▸ **Aim of the task**:
Lines containing the word "Elevation" are to be copied from the data below.

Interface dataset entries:

- - -

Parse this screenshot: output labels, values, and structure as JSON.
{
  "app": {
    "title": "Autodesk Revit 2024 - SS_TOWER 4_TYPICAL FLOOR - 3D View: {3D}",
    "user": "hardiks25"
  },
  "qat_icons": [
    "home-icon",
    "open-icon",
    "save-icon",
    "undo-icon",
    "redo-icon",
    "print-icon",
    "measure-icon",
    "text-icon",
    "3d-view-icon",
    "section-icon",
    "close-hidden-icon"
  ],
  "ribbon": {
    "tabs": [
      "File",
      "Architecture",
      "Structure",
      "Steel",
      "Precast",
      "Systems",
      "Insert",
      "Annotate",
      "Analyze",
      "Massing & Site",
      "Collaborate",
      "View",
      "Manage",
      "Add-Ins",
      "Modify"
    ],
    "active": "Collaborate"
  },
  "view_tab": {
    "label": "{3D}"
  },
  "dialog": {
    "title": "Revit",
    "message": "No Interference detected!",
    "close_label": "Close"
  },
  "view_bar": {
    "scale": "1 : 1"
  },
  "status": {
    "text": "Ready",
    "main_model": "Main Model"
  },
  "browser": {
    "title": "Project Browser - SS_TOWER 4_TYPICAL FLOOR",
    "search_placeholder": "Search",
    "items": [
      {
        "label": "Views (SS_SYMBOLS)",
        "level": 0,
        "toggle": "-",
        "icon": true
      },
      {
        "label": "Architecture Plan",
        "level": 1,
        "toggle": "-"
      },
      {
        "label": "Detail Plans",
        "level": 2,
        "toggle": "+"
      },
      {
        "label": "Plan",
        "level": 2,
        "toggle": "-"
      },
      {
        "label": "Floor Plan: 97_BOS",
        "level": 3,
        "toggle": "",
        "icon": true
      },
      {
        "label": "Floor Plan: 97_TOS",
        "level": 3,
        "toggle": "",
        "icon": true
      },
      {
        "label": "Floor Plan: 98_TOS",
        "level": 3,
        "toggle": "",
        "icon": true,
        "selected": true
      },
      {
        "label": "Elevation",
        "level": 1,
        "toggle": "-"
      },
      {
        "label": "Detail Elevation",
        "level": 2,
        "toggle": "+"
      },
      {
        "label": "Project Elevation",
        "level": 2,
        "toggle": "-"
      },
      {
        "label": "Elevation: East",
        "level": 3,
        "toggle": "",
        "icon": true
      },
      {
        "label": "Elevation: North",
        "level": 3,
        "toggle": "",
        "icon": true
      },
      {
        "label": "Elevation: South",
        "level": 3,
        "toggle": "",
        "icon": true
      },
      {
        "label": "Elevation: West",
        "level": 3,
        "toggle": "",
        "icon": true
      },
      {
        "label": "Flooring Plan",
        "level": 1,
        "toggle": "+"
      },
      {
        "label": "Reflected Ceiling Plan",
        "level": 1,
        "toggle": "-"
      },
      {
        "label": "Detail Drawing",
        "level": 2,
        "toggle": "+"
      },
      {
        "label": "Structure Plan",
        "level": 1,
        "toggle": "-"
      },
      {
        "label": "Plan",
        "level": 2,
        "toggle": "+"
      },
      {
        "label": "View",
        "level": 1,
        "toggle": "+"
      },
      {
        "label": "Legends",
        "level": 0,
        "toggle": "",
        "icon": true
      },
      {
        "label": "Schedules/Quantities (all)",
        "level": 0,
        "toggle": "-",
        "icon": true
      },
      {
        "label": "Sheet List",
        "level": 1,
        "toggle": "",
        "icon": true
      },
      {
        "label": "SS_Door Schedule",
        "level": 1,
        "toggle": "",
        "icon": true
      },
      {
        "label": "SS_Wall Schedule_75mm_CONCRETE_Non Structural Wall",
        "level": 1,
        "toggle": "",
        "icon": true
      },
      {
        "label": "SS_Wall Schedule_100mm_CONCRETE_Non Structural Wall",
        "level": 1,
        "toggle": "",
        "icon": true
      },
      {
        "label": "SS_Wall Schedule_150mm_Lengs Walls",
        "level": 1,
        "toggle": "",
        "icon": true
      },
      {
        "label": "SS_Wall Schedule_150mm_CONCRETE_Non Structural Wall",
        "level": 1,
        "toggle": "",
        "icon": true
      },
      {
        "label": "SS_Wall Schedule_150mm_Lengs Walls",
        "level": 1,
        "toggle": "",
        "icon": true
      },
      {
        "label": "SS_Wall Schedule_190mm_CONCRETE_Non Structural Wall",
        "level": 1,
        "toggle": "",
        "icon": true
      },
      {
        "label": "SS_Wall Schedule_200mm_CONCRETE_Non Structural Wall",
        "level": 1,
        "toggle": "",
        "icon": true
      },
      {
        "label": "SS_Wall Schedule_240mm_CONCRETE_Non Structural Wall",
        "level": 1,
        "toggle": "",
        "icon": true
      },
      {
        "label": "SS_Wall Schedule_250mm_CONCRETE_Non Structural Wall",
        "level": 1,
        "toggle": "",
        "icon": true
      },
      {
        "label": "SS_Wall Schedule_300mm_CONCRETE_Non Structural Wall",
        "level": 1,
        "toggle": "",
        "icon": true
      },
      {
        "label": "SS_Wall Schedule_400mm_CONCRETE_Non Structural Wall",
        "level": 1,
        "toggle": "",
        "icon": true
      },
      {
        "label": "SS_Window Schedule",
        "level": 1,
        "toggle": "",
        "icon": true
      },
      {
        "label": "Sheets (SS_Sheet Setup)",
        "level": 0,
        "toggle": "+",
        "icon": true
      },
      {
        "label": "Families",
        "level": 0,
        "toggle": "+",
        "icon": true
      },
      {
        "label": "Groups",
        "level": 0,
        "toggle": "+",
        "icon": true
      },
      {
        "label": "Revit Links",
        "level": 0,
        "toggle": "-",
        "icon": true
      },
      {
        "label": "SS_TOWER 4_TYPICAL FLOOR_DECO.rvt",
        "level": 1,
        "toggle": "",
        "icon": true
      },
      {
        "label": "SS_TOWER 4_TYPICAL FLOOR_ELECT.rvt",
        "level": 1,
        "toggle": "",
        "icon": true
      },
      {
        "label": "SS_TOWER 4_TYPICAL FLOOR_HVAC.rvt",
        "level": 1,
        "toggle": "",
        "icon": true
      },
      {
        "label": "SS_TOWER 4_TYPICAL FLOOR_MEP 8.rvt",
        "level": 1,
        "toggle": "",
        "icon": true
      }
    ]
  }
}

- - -

▸ **Expected answer**:
        "label": "Elevation",
        "label": "Detail Elevation",
        "label": "Project Elevation",
        "label": "Elevation: East",
        "label": "Elevation: North",
        "label": "Elevation: South",
        "label": "Elevation: West",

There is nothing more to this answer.